EXERCISE PROMPT
Go through the material below and copy each line where the word "nulla" appears.

GIVEN DATA
· · ·
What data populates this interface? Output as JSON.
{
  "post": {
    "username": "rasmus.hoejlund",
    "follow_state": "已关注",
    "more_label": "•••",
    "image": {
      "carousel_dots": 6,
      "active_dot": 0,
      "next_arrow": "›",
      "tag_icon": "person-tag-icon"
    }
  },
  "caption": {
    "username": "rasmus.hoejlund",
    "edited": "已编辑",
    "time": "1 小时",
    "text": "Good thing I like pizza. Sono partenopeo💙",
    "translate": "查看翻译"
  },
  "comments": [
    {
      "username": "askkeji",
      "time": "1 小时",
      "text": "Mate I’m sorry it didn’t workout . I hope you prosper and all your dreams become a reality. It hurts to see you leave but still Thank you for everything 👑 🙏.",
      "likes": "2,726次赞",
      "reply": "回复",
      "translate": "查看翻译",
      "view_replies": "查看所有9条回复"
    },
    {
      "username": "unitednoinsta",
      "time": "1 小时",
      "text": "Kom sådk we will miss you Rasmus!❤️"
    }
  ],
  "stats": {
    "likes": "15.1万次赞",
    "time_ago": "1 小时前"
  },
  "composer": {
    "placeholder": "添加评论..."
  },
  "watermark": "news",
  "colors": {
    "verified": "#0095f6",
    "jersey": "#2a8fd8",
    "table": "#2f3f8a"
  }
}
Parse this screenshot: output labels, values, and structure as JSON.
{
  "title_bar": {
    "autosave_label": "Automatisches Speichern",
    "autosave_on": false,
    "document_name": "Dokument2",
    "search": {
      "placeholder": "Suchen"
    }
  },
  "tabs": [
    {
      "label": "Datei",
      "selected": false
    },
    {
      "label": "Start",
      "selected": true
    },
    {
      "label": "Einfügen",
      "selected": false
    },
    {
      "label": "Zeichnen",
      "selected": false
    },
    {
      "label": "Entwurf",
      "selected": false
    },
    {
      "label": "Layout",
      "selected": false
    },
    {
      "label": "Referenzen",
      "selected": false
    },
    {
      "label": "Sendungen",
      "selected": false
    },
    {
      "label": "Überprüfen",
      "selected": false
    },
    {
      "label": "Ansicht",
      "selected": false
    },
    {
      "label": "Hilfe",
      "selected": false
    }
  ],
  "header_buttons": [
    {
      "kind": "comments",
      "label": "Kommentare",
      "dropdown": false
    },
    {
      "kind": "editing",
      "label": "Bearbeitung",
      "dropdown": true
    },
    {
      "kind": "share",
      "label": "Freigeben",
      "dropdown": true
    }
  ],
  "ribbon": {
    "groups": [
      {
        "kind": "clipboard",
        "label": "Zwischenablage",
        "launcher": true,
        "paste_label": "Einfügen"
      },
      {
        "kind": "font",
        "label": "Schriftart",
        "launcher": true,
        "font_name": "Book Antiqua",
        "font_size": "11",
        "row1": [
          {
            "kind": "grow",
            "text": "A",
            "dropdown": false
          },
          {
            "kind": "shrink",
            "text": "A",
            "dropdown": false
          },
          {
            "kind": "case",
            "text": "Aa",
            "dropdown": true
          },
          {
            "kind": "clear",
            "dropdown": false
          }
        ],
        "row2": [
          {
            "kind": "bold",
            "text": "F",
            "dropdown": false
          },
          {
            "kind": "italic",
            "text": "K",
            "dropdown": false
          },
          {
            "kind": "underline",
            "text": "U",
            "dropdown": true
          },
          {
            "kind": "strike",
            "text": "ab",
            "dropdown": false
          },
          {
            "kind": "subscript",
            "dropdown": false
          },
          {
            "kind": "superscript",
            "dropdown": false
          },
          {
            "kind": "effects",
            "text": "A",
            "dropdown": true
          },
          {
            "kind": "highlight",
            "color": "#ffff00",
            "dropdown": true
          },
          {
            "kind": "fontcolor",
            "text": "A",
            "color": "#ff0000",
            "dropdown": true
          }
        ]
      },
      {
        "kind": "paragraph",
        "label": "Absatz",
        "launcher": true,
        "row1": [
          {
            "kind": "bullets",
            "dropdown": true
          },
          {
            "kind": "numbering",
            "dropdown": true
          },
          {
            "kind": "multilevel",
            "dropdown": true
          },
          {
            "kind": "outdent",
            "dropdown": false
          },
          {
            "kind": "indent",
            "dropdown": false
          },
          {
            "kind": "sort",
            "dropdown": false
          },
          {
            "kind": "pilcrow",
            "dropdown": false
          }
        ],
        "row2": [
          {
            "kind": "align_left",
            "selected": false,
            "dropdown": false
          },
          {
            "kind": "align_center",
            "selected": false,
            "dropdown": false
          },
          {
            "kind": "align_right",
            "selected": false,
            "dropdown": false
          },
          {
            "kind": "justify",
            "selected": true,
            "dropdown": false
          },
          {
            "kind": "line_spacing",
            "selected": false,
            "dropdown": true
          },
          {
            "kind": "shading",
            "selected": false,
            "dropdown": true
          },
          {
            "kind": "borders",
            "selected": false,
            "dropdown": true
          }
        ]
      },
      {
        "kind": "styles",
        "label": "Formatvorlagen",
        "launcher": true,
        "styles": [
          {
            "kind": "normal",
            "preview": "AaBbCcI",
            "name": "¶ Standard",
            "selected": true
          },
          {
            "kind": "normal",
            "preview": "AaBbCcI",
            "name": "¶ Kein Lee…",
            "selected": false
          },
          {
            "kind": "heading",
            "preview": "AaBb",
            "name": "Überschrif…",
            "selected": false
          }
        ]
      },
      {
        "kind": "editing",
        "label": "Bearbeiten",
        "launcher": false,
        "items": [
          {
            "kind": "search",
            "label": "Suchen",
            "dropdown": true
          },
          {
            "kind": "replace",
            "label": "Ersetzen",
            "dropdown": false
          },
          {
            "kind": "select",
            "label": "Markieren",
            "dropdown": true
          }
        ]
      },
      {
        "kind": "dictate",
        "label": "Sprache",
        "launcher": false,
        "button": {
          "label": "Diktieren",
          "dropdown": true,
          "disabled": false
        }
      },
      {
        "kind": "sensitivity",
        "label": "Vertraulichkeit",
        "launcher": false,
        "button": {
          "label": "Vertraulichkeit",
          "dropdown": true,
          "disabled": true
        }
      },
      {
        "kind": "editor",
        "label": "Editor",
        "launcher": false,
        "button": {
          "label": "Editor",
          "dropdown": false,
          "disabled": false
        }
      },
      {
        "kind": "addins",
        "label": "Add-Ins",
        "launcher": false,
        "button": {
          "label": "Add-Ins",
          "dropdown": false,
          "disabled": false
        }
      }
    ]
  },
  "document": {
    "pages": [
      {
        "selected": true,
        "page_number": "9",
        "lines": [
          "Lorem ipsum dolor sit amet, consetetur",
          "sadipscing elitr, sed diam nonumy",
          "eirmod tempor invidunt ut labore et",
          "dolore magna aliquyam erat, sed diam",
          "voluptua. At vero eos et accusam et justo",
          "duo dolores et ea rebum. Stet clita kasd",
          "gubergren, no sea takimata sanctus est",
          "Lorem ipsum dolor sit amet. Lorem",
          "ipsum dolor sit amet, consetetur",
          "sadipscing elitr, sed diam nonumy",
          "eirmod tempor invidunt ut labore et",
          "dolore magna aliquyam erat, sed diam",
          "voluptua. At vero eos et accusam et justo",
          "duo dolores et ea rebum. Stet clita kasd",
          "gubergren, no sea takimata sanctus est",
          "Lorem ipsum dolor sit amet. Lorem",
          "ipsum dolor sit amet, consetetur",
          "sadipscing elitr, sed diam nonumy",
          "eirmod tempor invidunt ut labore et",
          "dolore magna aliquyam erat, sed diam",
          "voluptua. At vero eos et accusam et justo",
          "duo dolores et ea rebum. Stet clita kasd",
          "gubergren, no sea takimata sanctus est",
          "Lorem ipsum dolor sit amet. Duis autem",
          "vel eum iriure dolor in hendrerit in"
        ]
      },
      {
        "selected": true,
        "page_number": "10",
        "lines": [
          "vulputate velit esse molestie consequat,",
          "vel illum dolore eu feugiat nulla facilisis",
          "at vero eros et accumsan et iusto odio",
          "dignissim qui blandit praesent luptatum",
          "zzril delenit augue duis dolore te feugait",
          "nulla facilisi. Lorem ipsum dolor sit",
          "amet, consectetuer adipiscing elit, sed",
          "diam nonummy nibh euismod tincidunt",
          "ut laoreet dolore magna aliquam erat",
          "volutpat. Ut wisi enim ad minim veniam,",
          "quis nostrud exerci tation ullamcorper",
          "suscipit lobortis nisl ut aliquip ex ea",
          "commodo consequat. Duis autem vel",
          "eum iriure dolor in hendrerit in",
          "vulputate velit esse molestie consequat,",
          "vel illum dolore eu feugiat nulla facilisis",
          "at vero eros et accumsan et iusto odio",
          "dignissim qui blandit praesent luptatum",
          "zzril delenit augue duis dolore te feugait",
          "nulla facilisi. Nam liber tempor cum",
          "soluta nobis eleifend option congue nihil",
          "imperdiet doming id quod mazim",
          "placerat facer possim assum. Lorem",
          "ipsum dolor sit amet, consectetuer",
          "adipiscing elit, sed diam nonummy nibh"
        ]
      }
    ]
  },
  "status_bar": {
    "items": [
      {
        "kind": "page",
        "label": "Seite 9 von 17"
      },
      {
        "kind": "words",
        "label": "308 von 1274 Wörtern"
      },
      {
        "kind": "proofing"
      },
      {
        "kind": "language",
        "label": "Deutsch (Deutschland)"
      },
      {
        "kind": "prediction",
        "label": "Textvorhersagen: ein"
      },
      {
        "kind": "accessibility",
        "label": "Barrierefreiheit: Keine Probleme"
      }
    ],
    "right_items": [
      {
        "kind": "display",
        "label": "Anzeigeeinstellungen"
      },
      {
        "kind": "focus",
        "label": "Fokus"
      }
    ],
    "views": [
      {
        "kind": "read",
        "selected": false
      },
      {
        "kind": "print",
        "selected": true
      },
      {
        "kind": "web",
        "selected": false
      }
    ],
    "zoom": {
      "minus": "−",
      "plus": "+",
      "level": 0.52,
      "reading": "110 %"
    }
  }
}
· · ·
RESPONSE TO THIS TASK
          "vel illum dolore eu feugiat nulla facilisis",
          "nulla facilisi. Lorem ipsum dolor sit",
          "vel illum dolore eu feugiat nulla facilisis",
          "nulla facilisi. Nam liber tempor cum",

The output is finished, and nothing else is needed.